ZR is a classification of speed rating. It was first presented for speeds over 150mph.
From that point on, vehicle speeds have gone past what was accepted to be the maximum needed speed. With vehicles equipped for going faster than 150mph, ZR was partitioned into Y, W and the initial Z. While purchasing new tyres, check with the manufacturer’s handbook to figure out what suggested speed rating you require – W, Y or Z.
What Is A Tyre Speed Rating?
A speed rating is a code (possibly a couple of letters) that shows the maximum speed you ought to drive when those tyres are fitted to your car. The codes are commonly accepted, and that implies each manufacturer will utilize them the same way.
If the maximum speed is surpassed, there’s a risk that the tyre might overheat, which can prompt harm like a complete tyre blowout.
On standard vehicles, the speed rating will commonly be over the most extreme speed you can drive on roads (70mph). So if you stick to the speed limit, there is nothing that you should be scared of.
Why Is Speed Rating Significant?
Certain tyres are intended to adapt to the stress and temperatures of driving at specific speeds. Surpassing these speeds is dangerous, and increases the chances of a mishap.
Your vehicle’s manual will frame which tyres your vehicle must use. It’s fine to utilize tyres with a higher speed rating, however, you shouldn’t utilize tyres with a lower speed rating. Doing so may decrease your safety. It’s imperative you allude to your manual prior to fitting tyres with an alternate speed rating.
What Is The Difference Between ZR And R Tyres?
The letter R composed on a tyre implies that the tyre uses a radial development while the letters Z and R together signal the speed rating of the tyre. By and large, the letters ZR were related to a kind of performance radial tyre that was evaluated for speeds over 149mph.

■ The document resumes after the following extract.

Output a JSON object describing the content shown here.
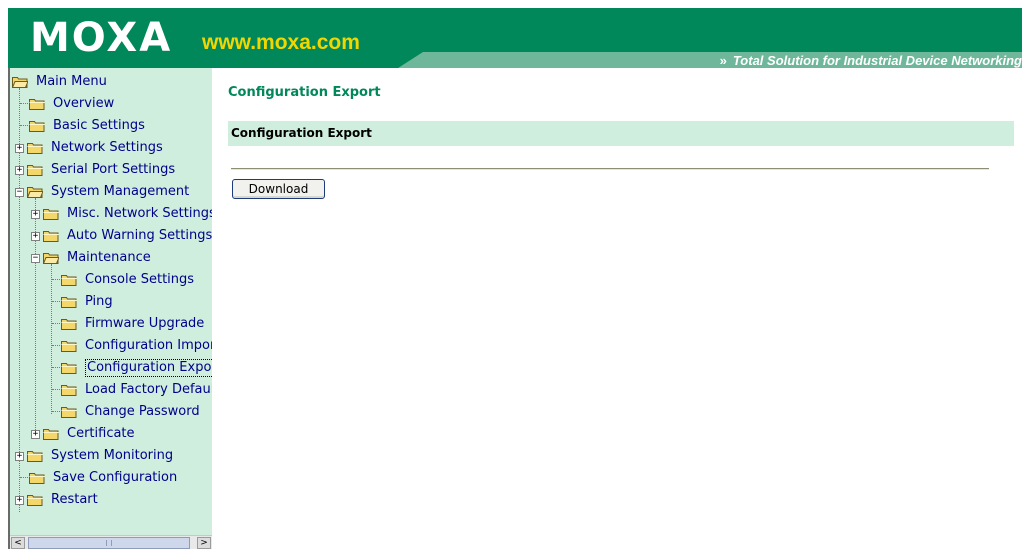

However, current vehicles can go much faster than that, and in this way, using the ZR marking has been stopped and replaced with a simpler speed rating graph.
Previously, seeing ZR marked on the sidewall implied the tyre could be utilised at something like speeds of 150 mph while offering safety and solid performance. Today, ZR actually shows a tyre is able to do high speeds. However, it is separated into three-speed evaluations recorded as V, W, or Y. Seeing a V recorded implies the maximum speed is 149 mph, and a W alludes to a maximum speed of 168 mph. Y shows the tyre can securely reach 186 mph.

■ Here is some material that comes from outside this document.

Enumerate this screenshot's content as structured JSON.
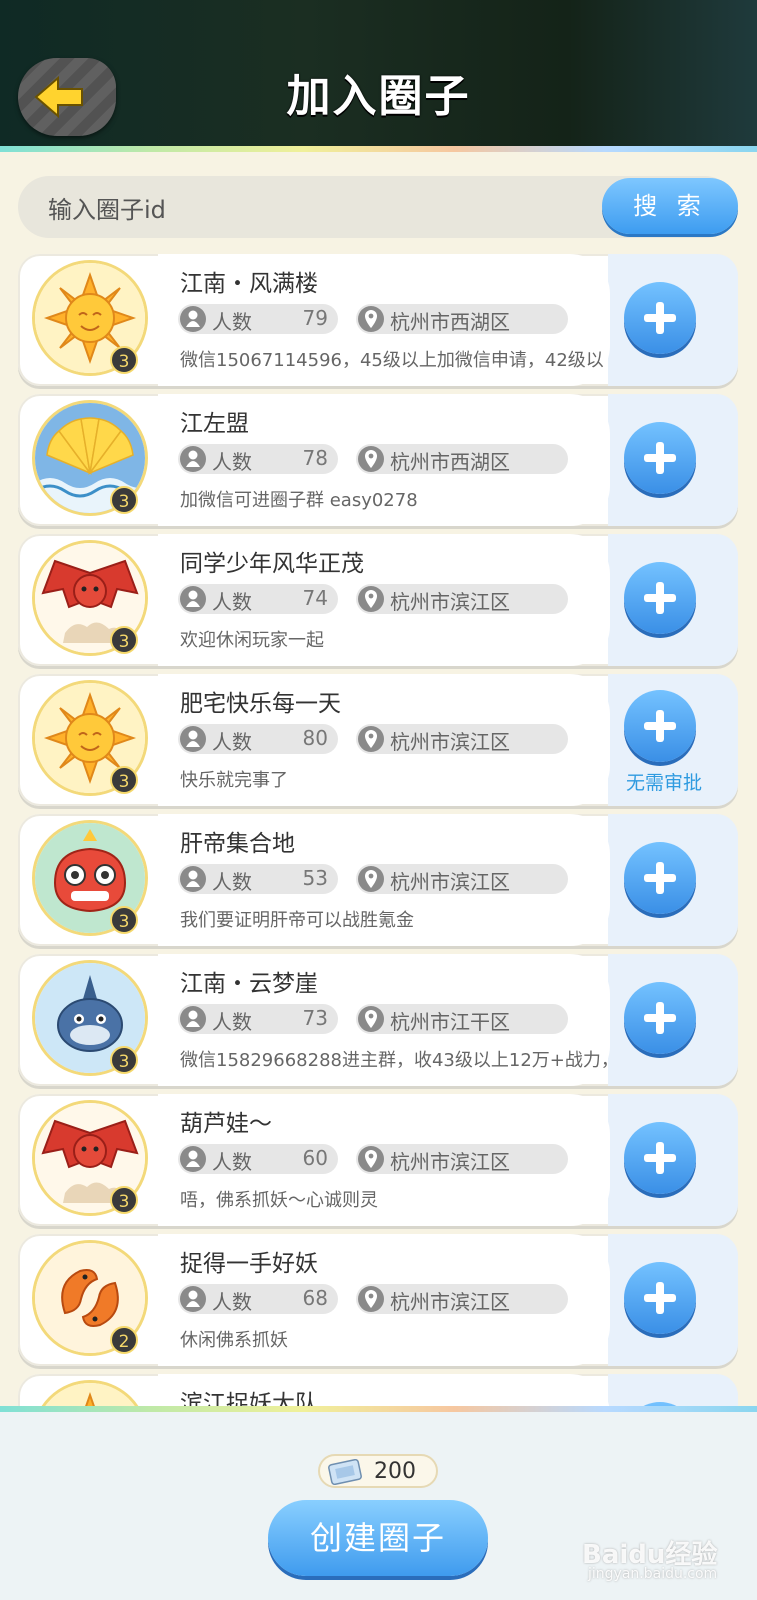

For this situation, the ZR will show up before the rim measurement, and V, W, or Y will be recorded as the last character. For example, if we take the code P275/40 ZR17 93W, it means that the tyre is 275 millimetres in width, has an aspect ratio of 40%, a rim size of 17 inches, a load index of 93, and can withstand speeds up to 168 mph (denoted by W)
When you see an R in the code before the rim measurement, it essentially shows that the tyre utilizes radial construction. Radials get strength and firmness because of internal steel cords, known as plies. Plies are covered with elastic, which helps limit development and offers firmness. Less movement additionally keeps heat from producing while driving, which saves the tyre and keeps it in high performance for longer periods.
Radial tyres will generally be more adaptable and frequently have a more noteworthy grip than non-radial ones since more tread has contact with the road while driving. Speed ratings for R tyres are the same as those for ZR tyres, contingent upon the last letter showing up in the sidewall markings.
ZR tyres were generally known as “performance-rating tyres” with a speed rating of over 149 mph while the letter R on a tyre addresses both the fact that it is built using radial construction and the way that it is speed evaluated for 106mph.
Based upon where these letters are placed, they mean the former or the latter. The ZR lettering doesn’t exist any longer in light of the fact that the cutting-edge tyre industry utilizes totally unique speed rating graphs. All things considered, numerous modern vehicles are equipped for reaching speeds past 150mph.